The San Jose Sharks find themselves down in a two-games-to-none series hole for the first time in these playoffs.
That's the bad news.
The good news is the last time the Sharks were facing this situation, the series ended up going seven games.
Back in 2013, the Sharks were facing another Stanley Cup caliber team in the Los Angeles Kings. In fact, those Kings were the defending Cup champions. Just like this current series where the Penguins won the first two games at home, those Kings took both Games 1 and 2 at Staples Center. The Sharks would come back home though and hold serve on their home ice to tie the series 2-2. They then laid a dud in Game 5 before winning Game 6 back in San Jose to force a Game 7 that they could have very easily won. That final game was inches away from being tied 2-2 towards the end of regulation had Joe Pavelski realized he had time to elevate a wide open chance over a sprawling Jonathan Quick.
So while the Sharks have never won a series after a being down 2-0, they do have experience making valiant comeback efforts. Also recall back in 2008, the Sharks went down 3-0 to Dallas before pushing the series to a Game 6 where they finally lost in quadruple overtime. If San Jose scores in that OT period, Game 7 would have been in San Jose where they probably end up making history.
Games 1 and 2 of this Stanley Cup final with the Pittsburgh Penguins could not have gone worse for San Jose, but they aren't down and out just yet. There is some positive history to draw on. Although, in that Kings series the Sharks played far better in Los Angeles than they have thus far in Pittsburgh.

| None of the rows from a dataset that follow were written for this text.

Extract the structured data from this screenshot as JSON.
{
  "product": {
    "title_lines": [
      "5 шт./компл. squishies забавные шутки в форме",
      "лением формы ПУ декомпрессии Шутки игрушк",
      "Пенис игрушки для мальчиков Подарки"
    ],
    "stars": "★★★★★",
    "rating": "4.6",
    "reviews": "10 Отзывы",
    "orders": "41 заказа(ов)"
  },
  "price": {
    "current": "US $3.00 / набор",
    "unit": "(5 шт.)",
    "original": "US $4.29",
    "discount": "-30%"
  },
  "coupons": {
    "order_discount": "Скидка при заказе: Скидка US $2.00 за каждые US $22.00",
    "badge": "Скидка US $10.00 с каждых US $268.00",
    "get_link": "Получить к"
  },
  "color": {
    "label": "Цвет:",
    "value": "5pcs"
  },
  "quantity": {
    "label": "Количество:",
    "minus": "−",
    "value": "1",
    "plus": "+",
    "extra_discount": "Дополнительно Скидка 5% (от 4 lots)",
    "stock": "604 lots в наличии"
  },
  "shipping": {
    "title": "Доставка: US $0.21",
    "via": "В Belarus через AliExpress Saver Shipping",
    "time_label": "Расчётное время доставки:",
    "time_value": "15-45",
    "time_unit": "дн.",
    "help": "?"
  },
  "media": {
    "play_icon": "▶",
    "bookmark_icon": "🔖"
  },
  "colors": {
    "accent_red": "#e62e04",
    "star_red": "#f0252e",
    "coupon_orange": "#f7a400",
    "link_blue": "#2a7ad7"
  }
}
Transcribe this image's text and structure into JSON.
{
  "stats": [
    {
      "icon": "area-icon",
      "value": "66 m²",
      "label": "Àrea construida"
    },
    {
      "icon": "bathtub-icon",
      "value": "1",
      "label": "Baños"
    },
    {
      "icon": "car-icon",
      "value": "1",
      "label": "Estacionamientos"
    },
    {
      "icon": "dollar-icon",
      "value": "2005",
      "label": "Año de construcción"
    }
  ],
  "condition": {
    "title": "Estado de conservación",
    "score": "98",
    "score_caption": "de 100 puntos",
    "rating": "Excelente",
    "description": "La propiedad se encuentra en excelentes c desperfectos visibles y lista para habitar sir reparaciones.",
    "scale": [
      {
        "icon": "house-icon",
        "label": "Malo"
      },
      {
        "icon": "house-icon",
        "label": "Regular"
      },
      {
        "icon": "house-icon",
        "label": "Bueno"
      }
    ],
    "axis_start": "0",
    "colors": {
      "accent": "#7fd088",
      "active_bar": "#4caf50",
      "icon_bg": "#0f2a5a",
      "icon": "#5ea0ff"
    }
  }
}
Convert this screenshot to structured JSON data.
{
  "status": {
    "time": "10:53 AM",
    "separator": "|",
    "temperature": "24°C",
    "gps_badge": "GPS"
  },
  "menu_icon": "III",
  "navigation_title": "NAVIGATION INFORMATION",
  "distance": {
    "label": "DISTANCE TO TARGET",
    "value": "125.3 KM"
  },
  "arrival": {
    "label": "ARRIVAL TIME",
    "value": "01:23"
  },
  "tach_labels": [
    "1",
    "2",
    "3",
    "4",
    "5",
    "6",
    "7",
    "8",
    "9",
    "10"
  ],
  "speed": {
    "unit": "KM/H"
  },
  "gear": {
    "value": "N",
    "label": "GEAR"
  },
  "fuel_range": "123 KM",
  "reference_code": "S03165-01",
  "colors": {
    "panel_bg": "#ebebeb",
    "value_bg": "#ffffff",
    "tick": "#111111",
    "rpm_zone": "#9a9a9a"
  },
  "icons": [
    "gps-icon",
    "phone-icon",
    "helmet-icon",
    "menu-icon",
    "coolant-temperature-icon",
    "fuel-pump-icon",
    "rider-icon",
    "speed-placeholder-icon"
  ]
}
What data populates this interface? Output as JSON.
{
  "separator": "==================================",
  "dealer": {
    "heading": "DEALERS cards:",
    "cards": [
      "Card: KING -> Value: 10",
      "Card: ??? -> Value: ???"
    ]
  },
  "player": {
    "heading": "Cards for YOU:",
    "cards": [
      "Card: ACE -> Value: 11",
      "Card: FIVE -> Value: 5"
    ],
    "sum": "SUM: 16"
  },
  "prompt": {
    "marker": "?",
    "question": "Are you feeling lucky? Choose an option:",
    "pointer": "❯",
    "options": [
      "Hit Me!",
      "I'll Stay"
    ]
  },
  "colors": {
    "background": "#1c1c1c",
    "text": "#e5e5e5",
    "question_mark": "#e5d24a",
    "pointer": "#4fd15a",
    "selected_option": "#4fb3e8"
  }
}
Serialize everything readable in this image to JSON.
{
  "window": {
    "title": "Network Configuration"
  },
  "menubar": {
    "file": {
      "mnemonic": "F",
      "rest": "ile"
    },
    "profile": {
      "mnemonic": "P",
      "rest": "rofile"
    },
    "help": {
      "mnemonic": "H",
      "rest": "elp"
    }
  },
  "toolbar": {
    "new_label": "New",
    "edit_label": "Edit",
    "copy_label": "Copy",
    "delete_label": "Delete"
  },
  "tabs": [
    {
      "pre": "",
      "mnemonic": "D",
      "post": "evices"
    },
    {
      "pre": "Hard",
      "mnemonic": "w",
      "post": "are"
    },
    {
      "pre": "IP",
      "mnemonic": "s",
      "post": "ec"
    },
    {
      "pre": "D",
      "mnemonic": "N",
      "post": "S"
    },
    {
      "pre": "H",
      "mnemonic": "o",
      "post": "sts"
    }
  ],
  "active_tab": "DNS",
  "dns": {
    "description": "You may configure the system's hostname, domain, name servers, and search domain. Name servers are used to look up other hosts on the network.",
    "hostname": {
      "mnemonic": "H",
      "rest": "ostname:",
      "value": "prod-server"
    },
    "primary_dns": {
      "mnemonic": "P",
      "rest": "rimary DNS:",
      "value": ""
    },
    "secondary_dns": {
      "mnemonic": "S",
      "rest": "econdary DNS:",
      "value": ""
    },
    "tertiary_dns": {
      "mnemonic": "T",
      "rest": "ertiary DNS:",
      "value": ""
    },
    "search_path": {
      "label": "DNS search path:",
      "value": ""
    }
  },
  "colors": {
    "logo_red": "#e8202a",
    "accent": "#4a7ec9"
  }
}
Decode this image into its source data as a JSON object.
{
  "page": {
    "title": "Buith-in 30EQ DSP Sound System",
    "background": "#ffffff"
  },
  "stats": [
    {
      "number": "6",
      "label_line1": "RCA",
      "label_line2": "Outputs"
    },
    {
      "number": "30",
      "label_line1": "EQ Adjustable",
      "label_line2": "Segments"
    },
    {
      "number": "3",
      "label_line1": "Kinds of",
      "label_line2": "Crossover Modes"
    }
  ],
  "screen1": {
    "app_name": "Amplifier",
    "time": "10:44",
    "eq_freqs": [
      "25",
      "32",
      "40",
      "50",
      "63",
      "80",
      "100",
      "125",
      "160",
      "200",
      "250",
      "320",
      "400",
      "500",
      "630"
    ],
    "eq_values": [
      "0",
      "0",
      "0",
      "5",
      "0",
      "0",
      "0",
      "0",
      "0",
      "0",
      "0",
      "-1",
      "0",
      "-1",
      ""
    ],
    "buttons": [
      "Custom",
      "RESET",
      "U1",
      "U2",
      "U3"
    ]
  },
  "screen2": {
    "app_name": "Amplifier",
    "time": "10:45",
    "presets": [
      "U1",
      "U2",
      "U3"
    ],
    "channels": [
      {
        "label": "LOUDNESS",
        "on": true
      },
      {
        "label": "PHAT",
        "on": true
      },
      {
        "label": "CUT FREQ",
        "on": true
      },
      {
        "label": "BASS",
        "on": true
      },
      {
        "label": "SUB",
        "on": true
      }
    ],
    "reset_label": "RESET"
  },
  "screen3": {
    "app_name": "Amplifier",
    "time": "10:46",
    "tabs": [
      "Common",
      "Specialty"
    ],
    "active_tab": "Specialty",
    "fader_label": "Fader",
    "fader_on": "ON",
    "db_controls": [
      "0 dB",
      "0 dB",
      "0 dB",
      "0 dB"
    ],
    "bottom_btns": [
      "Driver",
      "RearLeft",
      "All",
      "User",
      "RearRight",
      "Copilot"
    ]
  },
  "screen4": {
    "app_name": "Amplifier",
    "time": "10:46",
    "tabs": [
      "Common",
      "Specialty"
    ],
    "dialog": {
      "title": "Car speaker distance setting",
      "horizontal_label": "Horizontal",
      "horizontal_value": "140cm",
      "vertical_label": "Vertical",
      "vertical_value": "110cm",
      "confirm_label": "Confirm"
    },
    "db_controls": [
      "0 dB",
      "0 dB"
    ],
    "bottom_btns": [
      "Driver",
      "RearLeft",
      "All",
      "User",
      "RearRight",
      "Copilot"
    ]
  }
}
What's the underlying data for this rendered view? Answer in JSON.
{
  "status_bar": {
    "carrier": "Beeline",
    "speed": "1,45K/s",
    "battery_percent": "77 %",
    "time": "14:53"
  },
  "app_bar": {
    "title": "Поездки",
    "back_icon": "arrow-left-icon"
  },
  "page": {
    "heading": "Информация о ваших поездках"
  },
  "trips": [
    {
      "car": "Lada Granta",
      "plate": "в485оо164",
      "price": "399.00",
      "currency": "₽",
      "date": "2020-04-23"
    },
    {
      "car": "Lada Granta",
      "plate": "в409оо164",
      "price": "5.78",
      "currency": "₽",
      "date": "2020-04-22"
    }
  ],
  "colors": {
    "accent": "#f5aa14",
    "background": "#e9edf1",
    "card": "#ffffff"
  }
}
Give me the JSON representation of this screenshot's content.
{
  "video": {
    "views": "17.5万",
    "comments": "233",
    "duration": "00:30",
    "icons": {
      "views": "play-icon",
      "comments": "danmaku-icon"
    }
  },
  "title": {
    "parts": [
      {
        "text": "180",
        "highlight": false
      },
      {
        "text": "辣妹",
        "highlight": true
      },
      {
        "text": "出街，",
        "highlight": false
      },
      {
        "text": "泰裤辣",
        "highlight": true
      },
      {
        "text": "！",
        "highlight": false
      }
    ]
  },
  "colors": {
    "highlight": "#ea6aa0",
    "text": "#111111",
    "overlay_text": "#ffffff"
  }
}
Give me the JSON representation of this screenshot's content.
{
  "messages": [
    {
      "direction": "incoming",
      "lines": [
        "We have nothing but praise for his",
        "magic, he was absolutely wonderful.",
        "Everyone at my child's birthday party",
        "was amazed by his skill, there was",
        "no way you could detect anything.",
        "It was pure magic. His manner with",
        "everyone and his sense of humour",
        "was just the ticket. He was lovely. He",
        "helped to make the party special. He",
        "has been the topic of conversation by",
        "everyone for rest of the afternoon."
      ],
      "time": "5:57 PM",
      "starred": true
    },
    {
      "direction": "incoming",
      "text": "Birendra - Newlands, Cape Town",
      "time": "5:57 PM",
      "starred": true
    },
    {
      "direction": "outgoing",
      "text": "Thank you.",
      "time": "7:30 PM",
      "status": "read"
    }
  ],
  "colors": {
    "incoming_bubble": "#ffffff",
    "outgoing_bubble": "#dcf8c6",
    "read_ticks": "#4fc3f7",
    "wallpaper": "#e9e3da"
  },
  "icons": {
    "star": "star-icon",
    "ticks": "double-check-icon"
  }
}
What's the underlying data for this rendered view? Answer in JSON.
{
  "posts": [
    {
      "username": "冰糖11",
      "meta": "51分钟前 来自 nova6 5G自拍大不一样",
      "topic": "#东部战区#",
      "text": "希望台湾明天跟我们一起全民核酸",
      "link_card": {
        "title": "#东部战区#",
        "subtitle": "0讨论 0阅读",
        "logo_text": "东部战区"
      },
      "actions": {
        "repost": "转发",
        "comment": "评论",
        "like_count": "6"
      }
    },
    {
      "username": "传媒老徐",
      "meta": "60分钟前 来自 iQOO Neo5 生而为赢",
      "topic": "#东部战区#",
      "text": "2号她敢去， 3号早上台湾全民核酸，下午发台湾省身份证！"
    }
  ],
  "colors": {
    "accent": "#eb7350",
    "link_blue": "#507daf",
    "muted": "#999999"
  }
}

Sure enough the first two games of this series have only been one-goal defeats, but based off level of play, both games could have been blowout wins for Pittsburgh. Therefore, it is completely understandable for Sharks fans to be worried. San Jose might have simply dug themselves too deep a hole by not adapting their lineup quick enough to beat Pittsburgh's high-flying attack.
While the Sharks have mostly been outplayed in this series, their top-unit power play has yet to score goal. That is bound to change. This series is likely not to go much longer before the dominant first unit gets on the board. San Jose's power play has come up huge throughout these playoffs and it is only a matter of time before that unit cashes in.
In order to cash in though, they first have to earn those opportunities. Through most of Games 1 and 2, the Sharks didn't do enough to earn those calls. However, after Sharks Head Coach Peter DeBoer mixed up the lines going into the third period last game, the Sharks finally started to generate a consistent offensive attack.
With Joel Ward back up on the second line and Patrick Marleau centering the third line, San Jose turned things around. Ward's line with Logan Couture and Joonas Donskoi were terrific in the final stanza as they set up the tying goal after multiple good shifts in a row. There is a good chance that this line will continue to play at that level as they were effective for much of the first two rounds. The Joe Thornton line has already been creating quality opportunities, so if the Couture line can build on that third period and Marleau's line can draw even in their matchup, the Sharks should give themselves a much, much better chance to win in Games 3 and 4.